##### Information shown #####

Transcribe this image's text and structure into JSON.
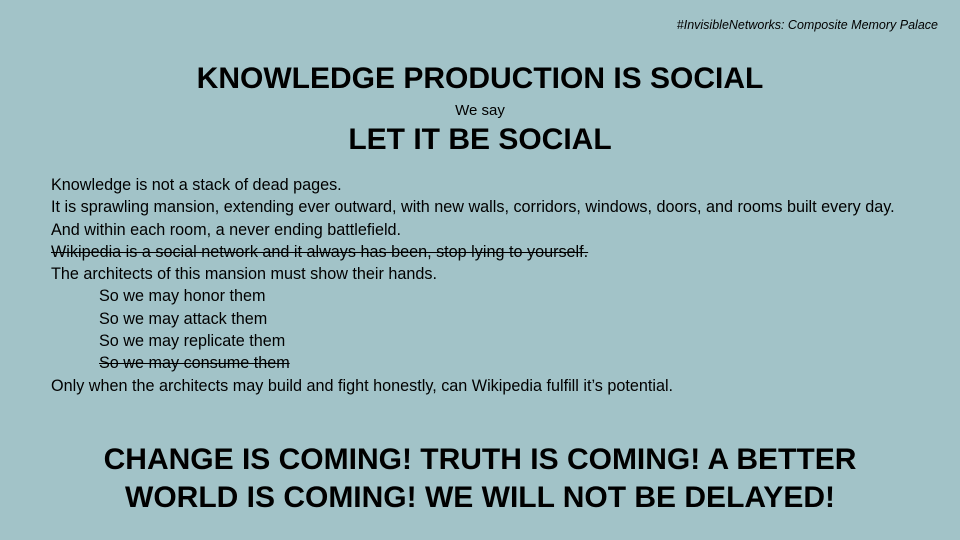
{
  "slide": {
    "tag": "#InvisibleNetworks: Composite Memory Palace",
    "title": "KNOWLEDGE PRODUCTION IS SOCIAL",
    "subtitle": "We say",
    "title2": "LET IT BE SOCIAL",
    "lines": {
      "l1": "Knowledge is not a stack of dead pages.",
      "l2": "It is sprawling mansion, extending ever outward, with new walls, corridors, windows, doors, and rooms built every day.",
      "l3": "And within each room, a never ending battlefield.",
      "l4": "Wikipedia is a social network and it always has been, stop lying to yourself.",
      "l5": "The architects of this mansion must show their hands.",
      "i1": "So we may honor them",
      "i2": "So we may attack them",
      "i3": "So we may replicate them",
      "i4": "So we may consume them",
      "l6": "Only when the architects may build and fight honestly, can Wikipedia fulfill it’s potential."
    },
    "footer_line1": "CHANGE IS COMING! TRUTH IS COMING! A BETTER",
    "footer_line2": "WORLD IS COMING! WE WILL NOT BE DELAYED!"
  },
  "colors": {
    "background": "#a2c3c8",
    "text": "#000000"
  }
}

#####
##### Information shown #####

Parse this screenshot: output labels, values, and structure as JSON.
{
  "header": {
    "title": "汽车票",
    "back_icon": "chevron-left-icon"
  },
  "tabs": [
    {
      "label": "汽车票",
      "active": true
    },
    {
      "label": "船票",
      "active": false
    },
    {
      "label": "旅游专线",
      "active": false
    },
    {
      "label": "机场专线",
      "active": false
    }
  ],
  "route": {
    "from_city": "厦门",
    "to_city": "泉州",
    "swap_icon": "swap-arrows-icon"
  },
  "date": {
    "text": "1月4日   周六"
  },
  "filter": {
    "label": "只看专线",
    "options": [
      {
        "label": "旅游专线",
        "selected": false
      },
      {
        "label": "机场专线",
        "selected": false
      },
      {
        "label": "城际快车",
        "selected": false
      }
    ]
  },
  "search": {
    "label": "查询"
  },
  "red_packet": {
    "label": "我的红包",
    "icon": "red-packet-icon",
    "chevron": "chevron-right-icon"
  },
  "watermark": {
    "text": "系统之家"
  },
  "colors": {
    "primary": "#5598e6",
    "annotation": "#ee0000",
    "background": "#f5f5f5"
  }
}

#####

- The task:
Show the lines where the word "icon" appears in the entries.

- Solved exercise:
    "back_icon": "chevron-left-icon"
    "swap_icon": "swap-arrows-icon"
    "icon": "red-packet-icon",
    "chevron": "chevron-right-icon"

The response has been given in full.